Both the Council and Cory are continuing to monitor beaches in Cornwall for further deposits of the oil but anyone who sees deposits of the oil is asked to report it to the Council’s customer contact centre on 0300 1234 141 during office hours.
The public has been warned to avoid contact with a white waxy substance on Cornish beaches that is reported to have killed a pet dog, with surfers also advised to stay out of the water.
Public Health England (PHE) is working with Cornwall Council, the Maritime and Coastguard Agency and the Environment Agency after the foul smelling substance was found on a number of South West Cornish beaches.
The beaches affected include Praa Sands, Porthcurno and Penzance promenade and it is possible that the substance "will travel to other Cornish beaches over the forthcoming days", including Perranporth.
Samples of the substance have been taken by the Maritime and Coastguard Agency and laboratory results are awaited. Early indications are that the substance may be vegetable oil-based.
Cornwall Council will be putting up signs at beaches in the affected area from tomorrow morning to inform beach users of the situation. The authority has also instructed its beach cleaning contractor Cory to remove the substance from beaches which have been affected.
The public is advised not to handle the substance and to not to bathe or surf in water where it is present.
Dr Femi Oshin, from the Devon, Cornwall and Somerset PHE Centre, said: “We are advising people to avoid contact with the substance - at this stage we are not aware of any human health issues but if you do come into contact with the substance, please wash it off using normal soap or shower gel and water and wash your clothes.
“If you’re concerned that the substance may be making you unwell or you have related health concerns, please contact your GP or out of hours GP service.”
“We are aware of reports of the substance having an effect on dogs, who may have licked or tried to eat it. We’d advise all dog owners to keep their dogs on a lead when walking them on these affected beaches.”
Signs will be going out on the beaches below – there have not been reports of the substance on all of these beaches, but they are being signed as a precautionary measure taking in account the potential for changes in weather conditions/tides etc.
- Penberth Cove
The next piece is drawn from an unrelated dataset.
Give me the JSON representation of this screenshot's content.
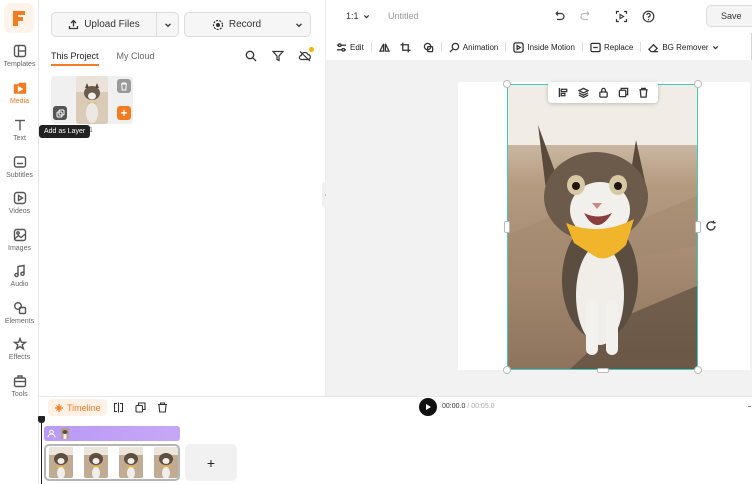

- Lamorna Cove
- Wherry town
- Long Rock
- Perran Sands
- Prussia Cove
- Kenneggy Sands
- Praa Sands
Landowners of privately owned beaches for them to arrange to put out the signs on their beaches.